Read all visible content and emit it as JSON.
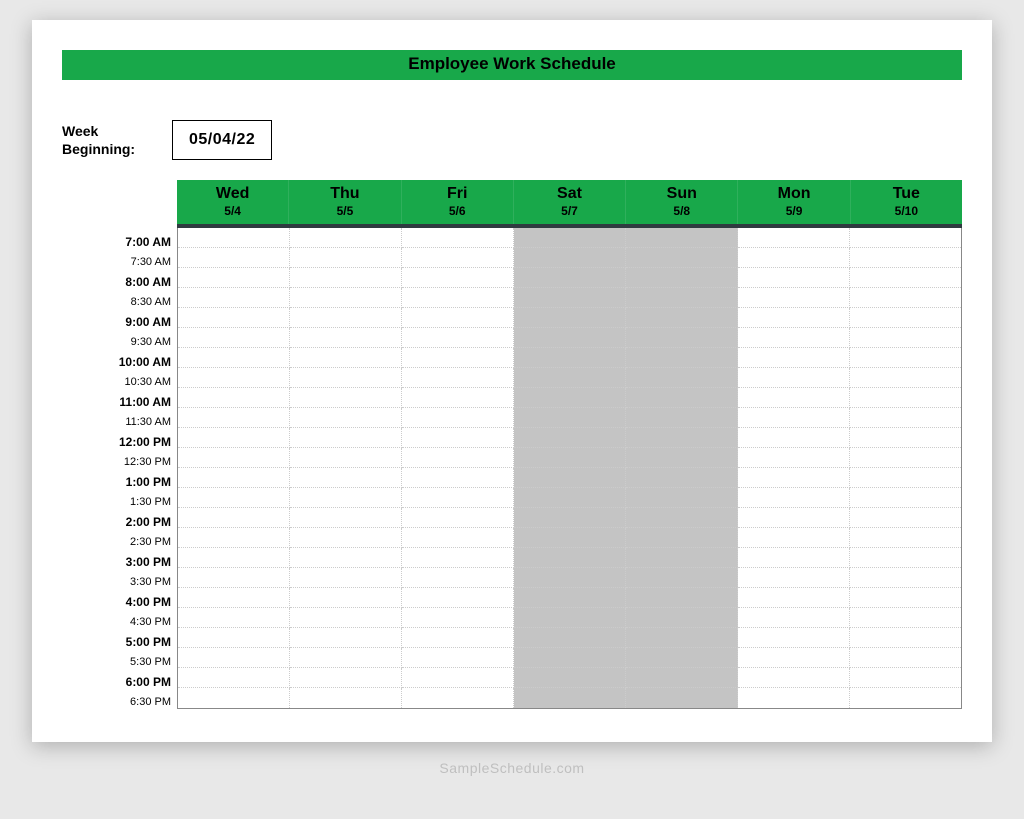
{
  "title": "Employee Work Schedule",
  "week_label": "Week Beginning:",
  "week_value": "05/04/22",
  "days": [
    {
      "name": "Wed",
      "date": "5/4",
      "weekend": false
    },
    {
      "name": "Thu",
      "date": "5/5",
      "weekend": false
    },
    {
      "name": "Fri",
      "date": "5/6",
      "weekend": false
    },
    {
      "name": "Sat",
      "date": "5/7",
      "weekend": true
    },
    {
      "name": "Sun",
      "date": "5/8",
      "weekend": true
    },
    {
      "name": "Mon",
      "date": "5/9",
      "weekend": false
    },
    {
      "name": "Tue",
      "date": "5/10",
      "weekend": false
    }
  ],
  "times": [
    {
      "label": "7:00 AM",
      "bold": true
    },
    {
      "label": "7:30 AM",
      "bold": false
    },
    {
      "label": "8:00 AM",
      "bold": true
    },
    {
      "label": "8:30 AM",
      "bold": false
    },
    {
      "label": "9:00 AM",
      "bold": true
    },
    {
      "label": "9:30 AM",
      "bold": false
    },
    {
      "label": "10:00 AM",
      "bold": true
    },
    {
      "label": "10:30 AM",
      "bold": false
    },
    {
      "label": "11:00 AM",
      "bold": true
    },
    {
      "label": "11:30 AM",
      "bold": false
    },
    {
      "label": "12:00 PM",
      "bold": true
    },
    {
      "label": "12:30 PM",
      "bold": false
    },
    {
      "label": "1:00 PM",
      "bold": true
    },
    {
      "label": "1:30 PM",
      "bold": false
    },
    {
      "label": "2:00 PM",
      "bold": true
    },
    {
      "label": "2:30 PM",
      "bold": false
    },
    {
      "label": "3:00 PM",
      "bold": true
    },
    {
      "label": "3:30 PM",
      "bold": false
    },
    {
      "label": "4:00 PM",
      "bold": true
    },
    {
      "label": "4:30 PM",
      "bold": false
    },
    {
      "label": "5:00 PM",
      "bold": true
    },
    {
      "label": "5:30 PM",
      "bold": false
    },
    {
      "label": "6:00 PM",
      "bold": true
    },
    {
      "label": "6:30 PM",
      "bold": false
    }
  ],
  "footer": "SampleSchedule.com"
}
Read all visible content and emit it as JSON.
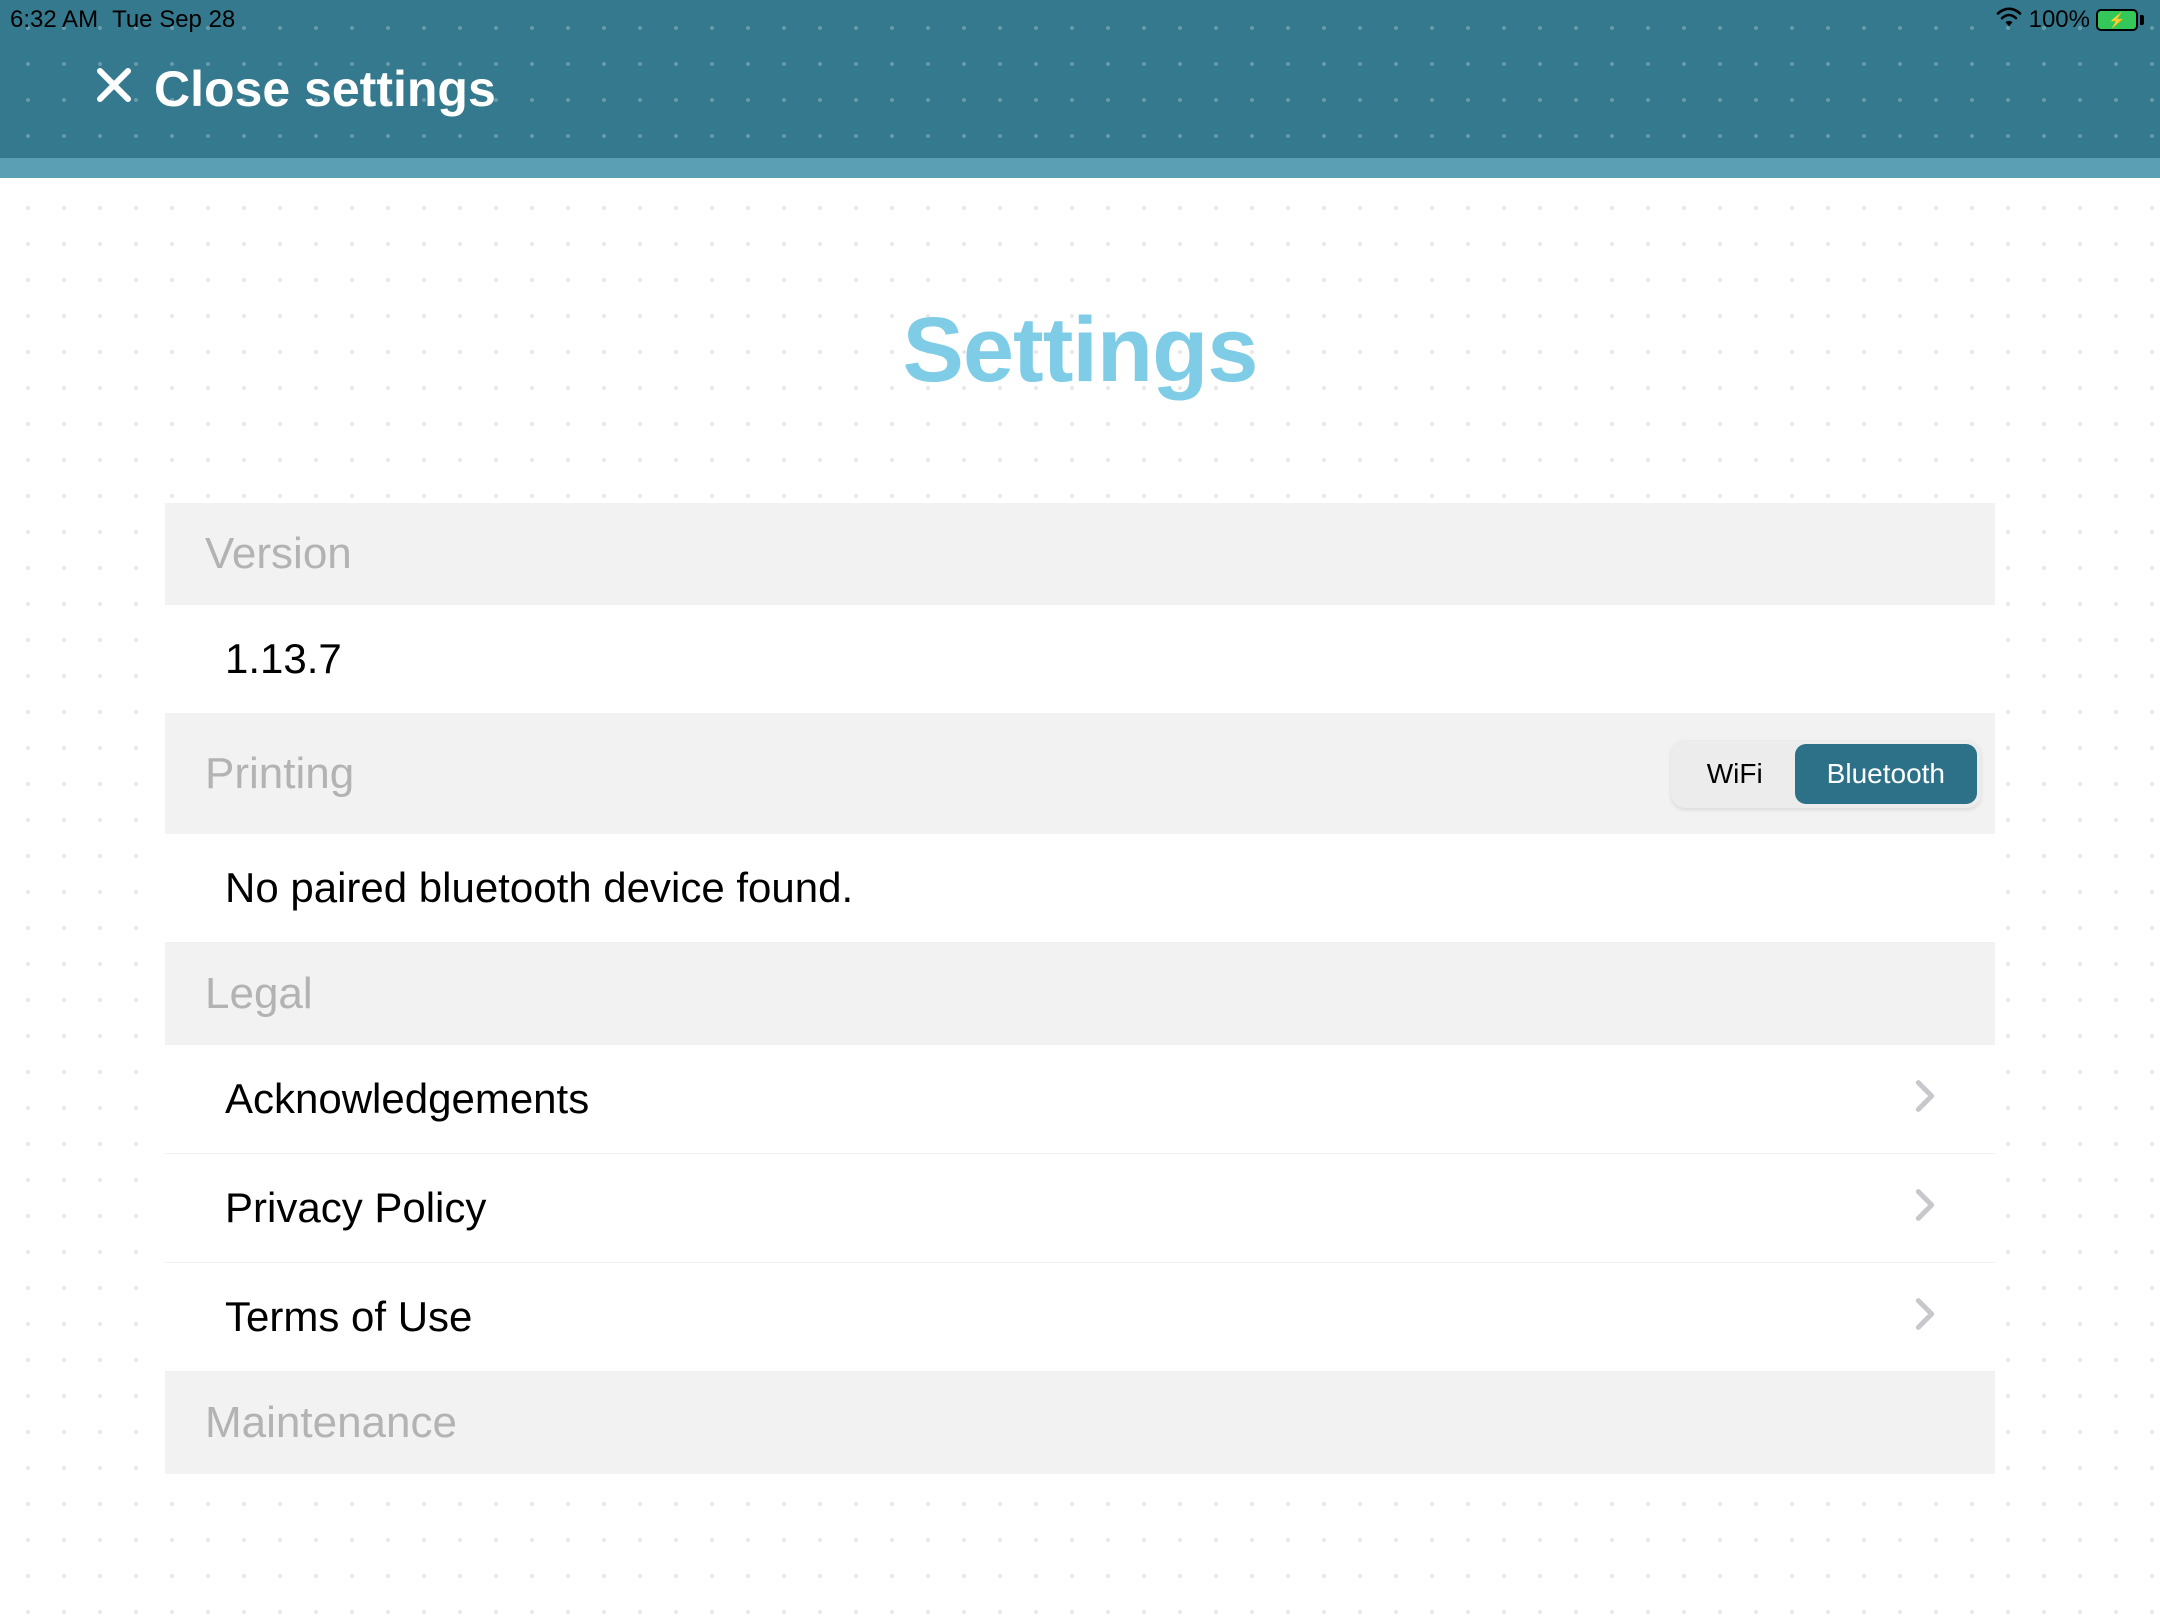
{
  "status_bar": {
    "time": "6:32 AM",
    "date": "Tue Sep 28",
    "battery_percent": "100%"
  },
  "header": {
    "close_label": "Close settings"
  },
  "page": {
    "title": "Settings"
  },
  "sections": {
    "version": {
      "header": "Version",
      "value": "1.13.7"
    },
    "printing": {
      "header": "Printing",
      "segments": {
        "wifi": "WiFi",
        "bluetooth": "Bluetooth"
      },
      "selected": "bluetooth",
      "status_text": "No paired bluetooth device found."
    },
    "legal": {
      "header": "Legal",
      "items": {
        "acknowledgements": "Acknowledgements",
        "privacy": "Privacy Policy",
        "terms": "Terms of Use"
      }
    },
    "maintenance": {
      "header": "Maintenance"
    }
  }
}
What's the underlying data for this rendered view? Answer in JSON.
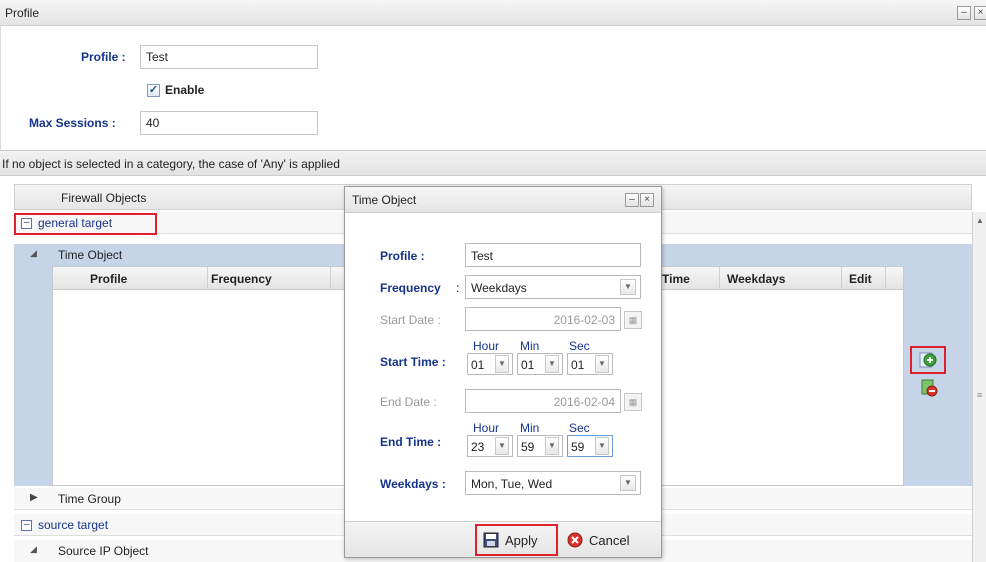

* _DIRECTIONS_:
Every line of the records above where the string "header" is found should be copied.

* _RESULT FOR THIS TASK_:
  "header": {
      "header": "Version",
      "header": "Printing",
      "header": "Legal",
      "header": "Maintenance"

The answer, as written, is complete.